Geddes said he has seen a few examples of Google just making an entirely wrong match when both keywords are in an account, but that “the example above is much more common.”
Changes in campaign structure and management workflows
If you’re experiencing the scenario above, it may be time to “totally restructure the account,” said Geddes, because of negative keyword limits at the ad group level. “Or you just move to phrase match and abandon exact match completely.”
Negatives and phrase match were consistent themes.
Bacchini said had relied primarily on exact match and broad match modiefier before this change. Now, she is prioritizing phrase match more, “as it seems to be the most respected matching type left.” And, she is “absolutely spending more time per account adding negative terms.”
That was echoed by Morgan, who said they aren’t rethinking management and new workflows at this stage, but have heightened attention on campaigns that have had strong exact match performance. “We regularly review search queries for new keywords and negatives, but this change is simply causing us to see an influx of phrases needed to be added as negatives.” At Clix, Morgan says, match types already get grouped together in the same ad group or campaign. They believe “this change will only further the need for this type of strategy. Negative keyword mapping will take longer … and will be harder to maintain than it was in the past.”
Bacchini is still working through how she’ll approach to setting up new campaigns. “I am not totally decided on how tight I want to make my approach yet, as having broader terms in the beginning brings in really valuable data. I have changed the way I talk about expectations for the first period of time though to allow for the influx of junkier traffic.”
Geddes points out that while the need for negative keywords has risen dramatically, but the limits have not changed. He said they’re thinking about organizational structure now as revolving around “how to mitigate the number of negatives we can use and how to use negative lists in new and creative ways.”
As a result, said Geddes, some people are splitting a campaign into three or four different campaigns.
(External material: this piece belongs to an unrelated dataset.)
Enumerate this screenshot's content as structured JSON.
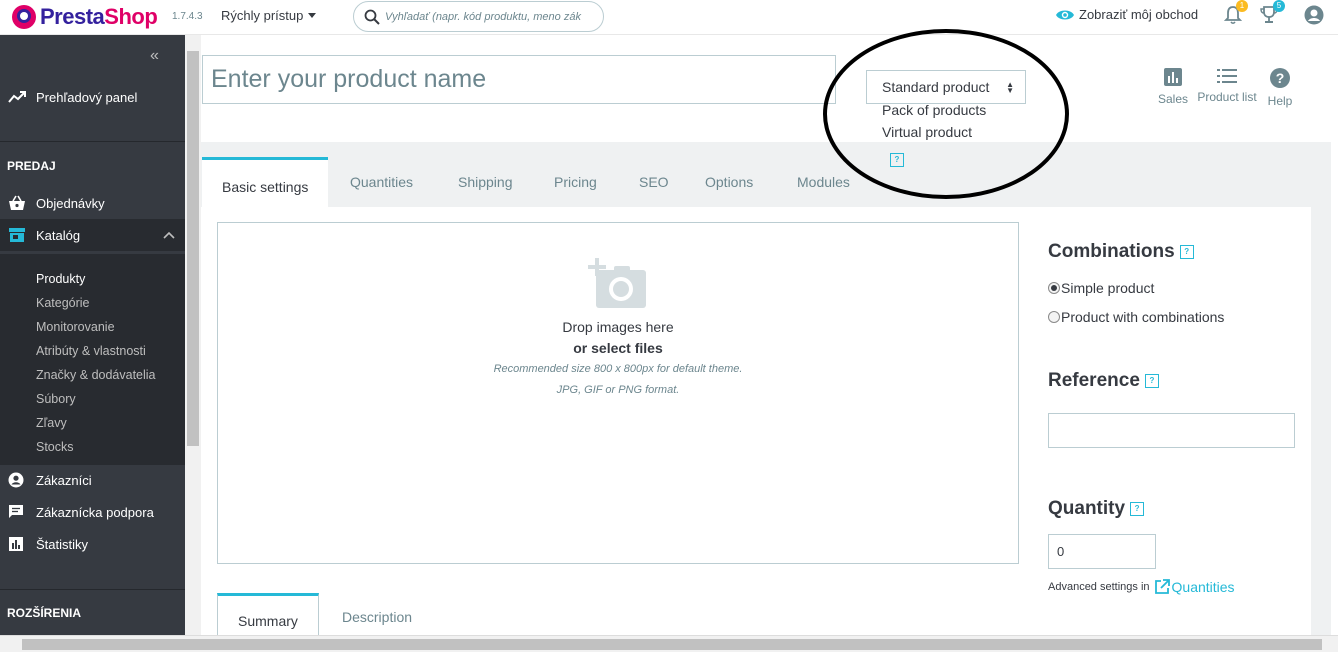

That, in turn, causes implications for bid automation if those campaigns don’t generate enough conversions to use automated bidding. “They are moving towards other bid methods,” said Geddes. “This was an unexpected effect …. This change just adds another layer of options when thinking about how to structure an account.”
With an eye toward letting go of the reigns, Levy said, “We’re starting to realize that often, the AI is better at picking out which term or variation should show,” Levy said. As a result, he said, Elite SEM is “looking at organizing our campaign structures and workflow into more stringent performance based and context-based pooling” as opposed to the common approach of basing them on site hierarchy or ad messaging.
“We’re having more success giving the engines more freedom to move within a keyword or messaging category, rather than humans trying to be laser focused,” said Levy. “It feels weird, but seems like it’s doing the right thing.”
Automation full speed ahead
The new exact match as well as Google’s responsive search ads are key examples of search’s dramatic shift to AI- or machine learning-powered automation. We are entering an entirely new stage in which advertisers will be forced to rethink everything from core campaign structure to keywords to ads to bidding strategies.
We’ll be continuing these conversations with sessions devoted specifically to these changes and their effects at SMX West in San Jose at the end of January. See the full agenda here.